If we have unlabeled linear extensions (so really the data that we receive looks like $\{(* < * < *), (* < * = *), (* < * < *)\}$ or the like) then I conjecture that the result is false, with the following potential counter-example.

A Steiner triple system $S$ on a set $X = \{x_1, \ldots, x_{13}\}$ of 13 vertices is a collection of 26 blocks $B_1, \ldots, B_{26}$, each of which is a set of three elements of $X$, such that every two elements of $X$ occur in exactly one block $B_i$. To such a system we may associate a poset $P(S)$ whose vertices are $\{x_1, \ldots, x_{13}, B_1, \ldots, B_{26}\}$ with order relation $\in$. There are two nonisomorphic Steiner triple systems on 13 vertices, yielding two nonisomorphic posets. (Nonisomorphism is easy: the poset conveys exactly the information about which triple contains which elements.) I think that these posets may be a counter-example, for the following (weak) reasons:

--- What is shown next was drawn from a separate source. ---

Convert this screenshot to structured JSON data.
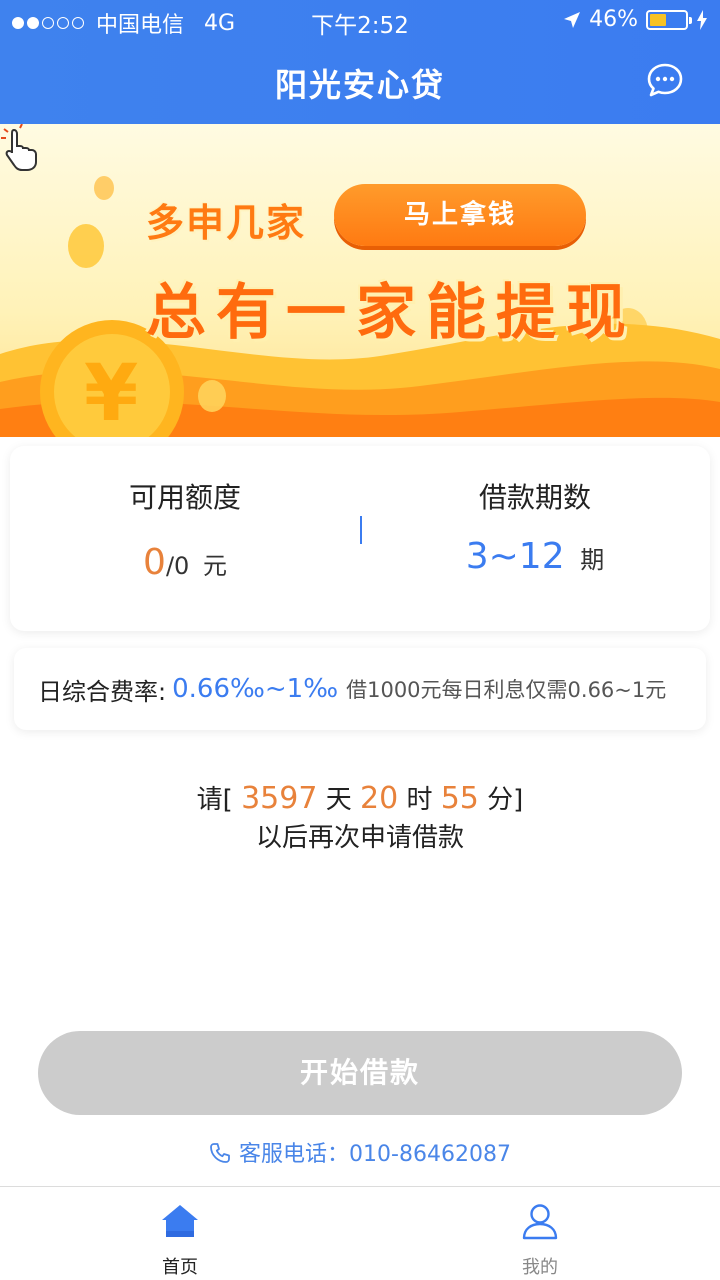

Given the list of linear extensions (in your sense) of a poset, it's easy to reconstruct certain basic data about it. In particular, we can find for each $i$ the number of elements whose shortest saturated chain to a minimal (or maximal) element is of length $i$ by looking for the linear extension that is most "bottom-heavy" (or "top-heavy"), in the sense that the initial block of equal elements is as large as possible (which will happen exactly when it consists of all the minimal elements), and the next block of equal elements is as large as possible given that the previous condition is met (which will happen exactly when it consists of all elements that cover a minimal element), and so on. By varying this idea slightly, we can also determine the list of up-degrees of each minimal element in the Hasse diagram (i.e., we know how many elements cover each minimal element), and the list of the number of elements that cover each pair of minimal elements, and so on. This data is not enough to reconstruct the poset on its own, since we don't know how things correspond in the different extensions, and indeed the two posets described above share this data but aren't isomorphic.

Unfortunately, it's clear that knowing all the linear extensions gives us more information than what I've used in the above paragraph. Unfortunately, these posets are too large for me to just slap them into a computer and check whether they really have the same set of extensions. Also, I can't find my copy of Enumerative Combinatorics at the moment to check what is actually known about this sort of thing.

reallyentertain the possibility that the conjecture be not true yet there are no counterexamples to it? – Mariano Suárez-Alvarez♦ Nov 8 '10 at 4:06